The 2010 Dodge Dakota gains revised suspension tuning for an improved ride and better handling. Other changes for 2010 include the discontinuation of the six-speed manual transmission and the reduced availability of the TRX4 and Laramie models to just the crew cab body style.
When the Dodge Dakota debuted in 1987, it bridged the gap between compact and full-size pickups. The midsize pickup was born, and since then, other car companies have followed suit. Over time, consumer tastes have become more refined, with shoppers expecting more from pickup trucks than just pure utility. In recent years, however, the Dakota has lagged behind the competition in that regard.
Dodge hopes to remedy some of that with the 2010 Dakota. Previous models suffered from a harsh highway ride that transmitted every road imperfection to the passengers' posteriors. This year, refinement comes in the form of revised shock absorbers and springs to deliver a more compliant ride.

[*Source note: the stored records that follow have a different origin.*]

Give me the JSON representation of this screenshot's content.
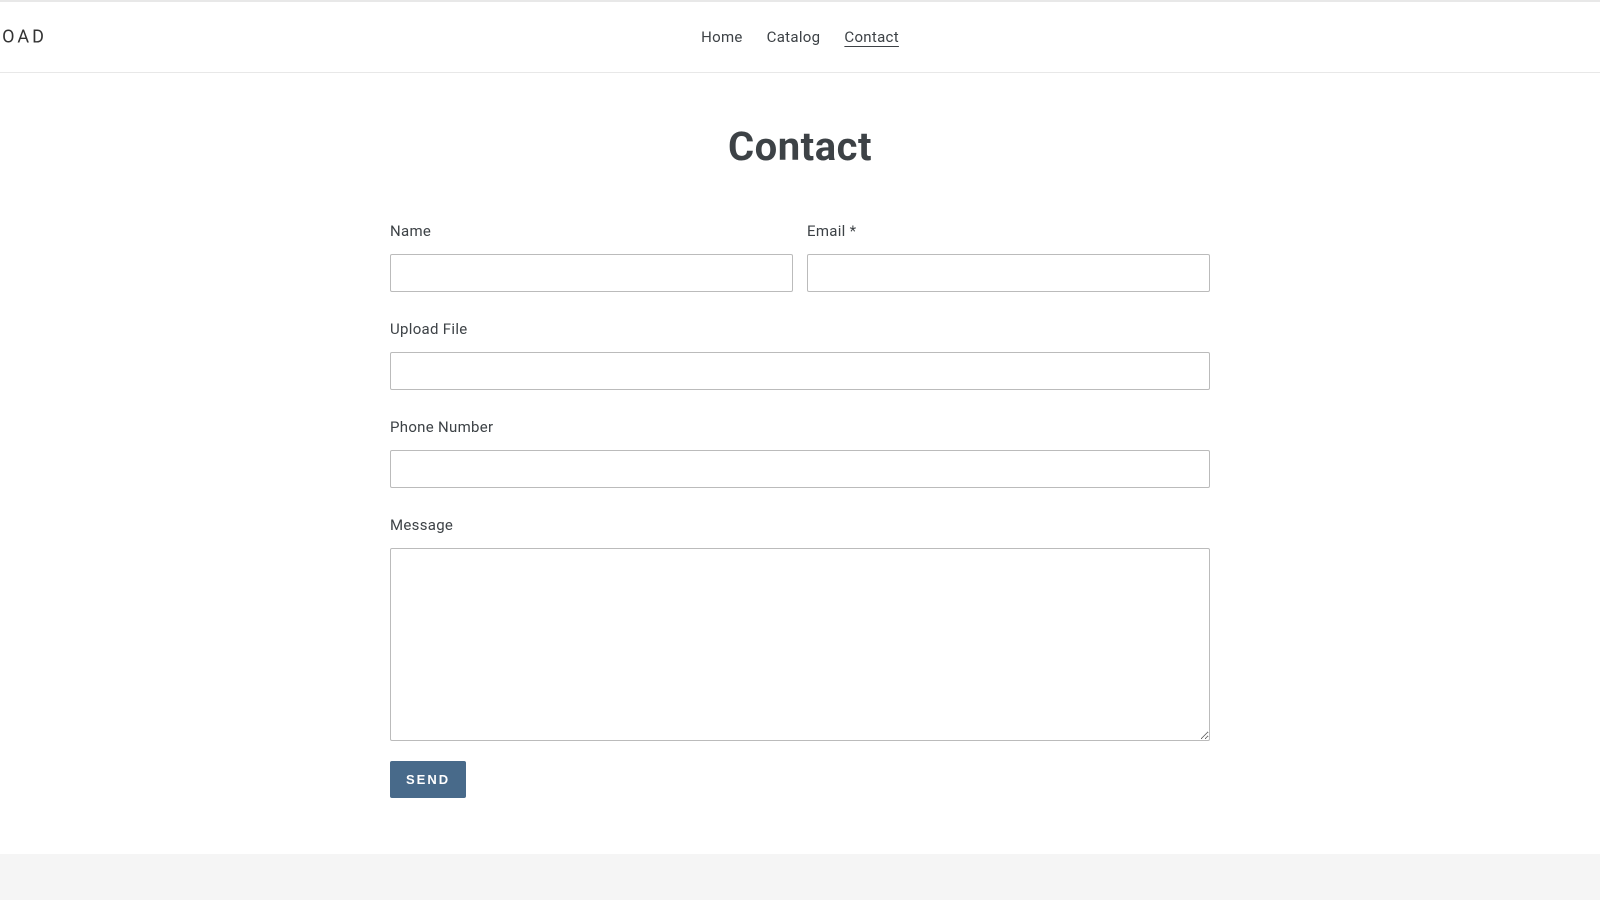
{
  "brand": "LOAD",
  "nav": {
    "home": "Home",
    "catalog": "Catalog",
    "contact": "Contact"
  },
  "page": {
    "title": "Contact"
  },
  "form": {
    "name_label": "Name",
    "email_label": "Email *",
    "upload_label": "Upload File",
    "phone_label": "Phone Number",
    "message_label": "Message",
    "send_label": "SEND",
    "name_value": "",
    "email_value": "",
    "upload_value": "",
    "phone_value": "",
    "message_value": ""
  },
  "colors": {
    "accent": "#486a8a",
    "text": "#3d4246",
    "border": "#bbbbbb",
    "divider": "#e8e8e8"
  }
}
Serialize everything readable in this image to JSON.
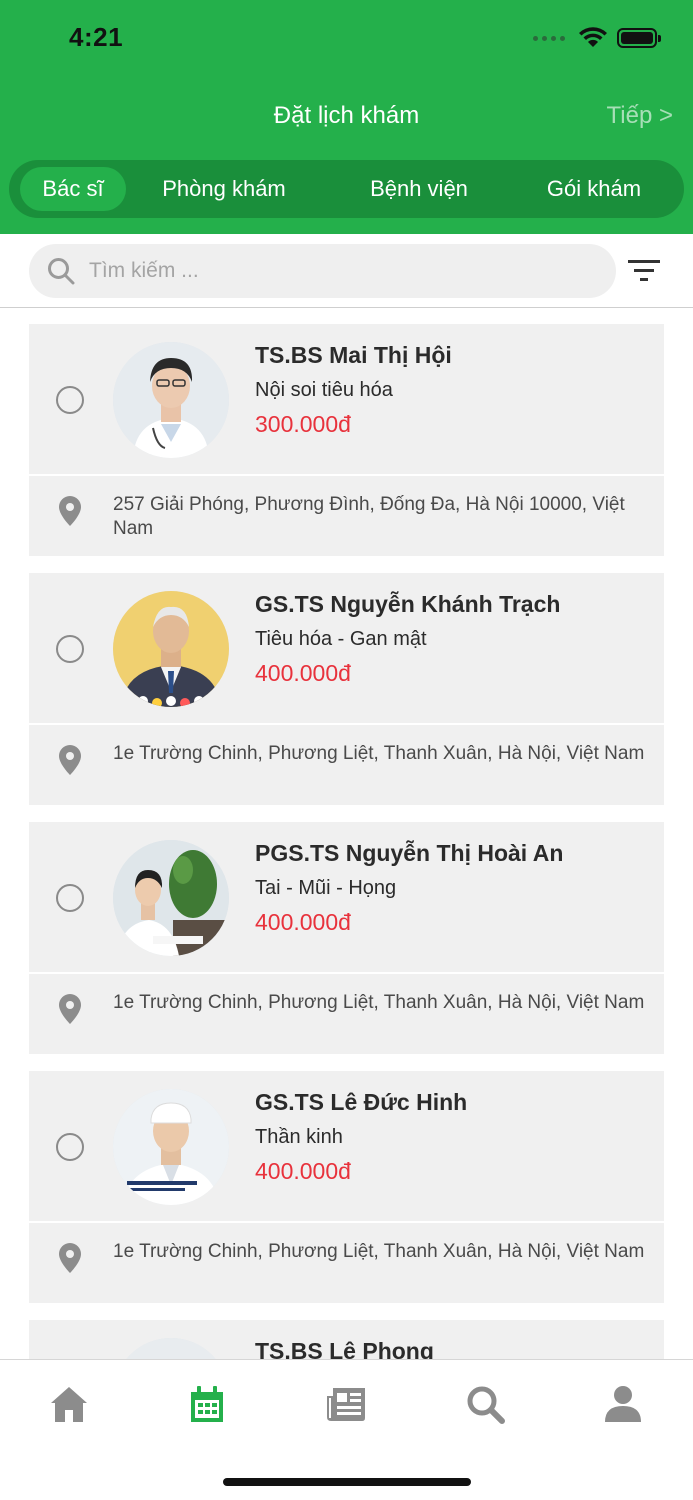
{
  "status_bar": {
    "time": "4:21"
  },
  "header": {
    "title": "Đặt lịch khám",
    "next_label": "Tiếp >"
  },
  "segments": [
    "Bác sĩ",
    "Phòng khám",
    "Bệnh viện",
    "Gói khám"
  ],
  "active_segment": 0,
  "search": {
    "placeholder": "Tìm kiếm ..."
  },
  "doctors": [
    {
      "name": "TS.BS Mai Thị Hội",
      "specialty": "Nội soi tiêu hóa",
      "price": "300.000đ",
      "address": "257 Giải Phóng, Phương Đình, Đống Đa, Hà Nội 10000, Việt Nam"
    },
    {
      "name": "GS.TS Nguyễn Khánh Trạch",
      "specialty": "Tiêu hóa - Gan mật",
      "price": "400.000đ",
      "address": "1e Trường Chinh, Phương Liệt, Thanh Xuân, Hà Nội, Việt Nam"
    },
    {
      "name": "PGS.TS Nguyễn Thị Hoài An",
      "specialty": "Tai - Mũi - Họng",
      "price": "400.000đ",
      "address": "1e Trường Chinh, Phương Liệt, Thanh Xuân, Hà Nội, Việt Nam"
    },
    {
      "name": "GS.TS Lê Đức Hinh",
      "specialty": "Thần kinh",
      "price": "400.000đ",
      "address": "1e Trường Chinh, Phương Liệt, Thanh Xuân, Hà Nội, Việt Nam"
    },
    {
      "name": "TS.BS Lê Phong"
    }
  ],
  "tabs": [
    {
      "icon": "home-icon"
    },
    {
      "icon": "calendar-icon",
      "active": true
    },
    {
      "icon": "news-icon"
    },
    {
      "icon": "search-icon"
    },
    {
      "icon": "profile-icon"
    }
  ],
  "colors": {
    "brand": "#24b04b",
    "brand_dark": "#1a8f3b",
    "price": "#e8323c",
    "inactive_icon": "#8c8c8c"
  }
}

Fortunately for the Dakota, some of its best attributes return unchanged. Topping that list is the Dakota's class-leading towing capacity, which tops out at 7,200 pounds thanks to a brawny V8. Also receiving high marks are the pickup's innovative rear under-seat storage bins and comfortable seating. But there are still some downsides to the Dakota, notably its cut-rate interior. Even by pickup truck standards, the cabin is woefully behind the times and saddled with plenty of cheap plastics and flimsy switchgear.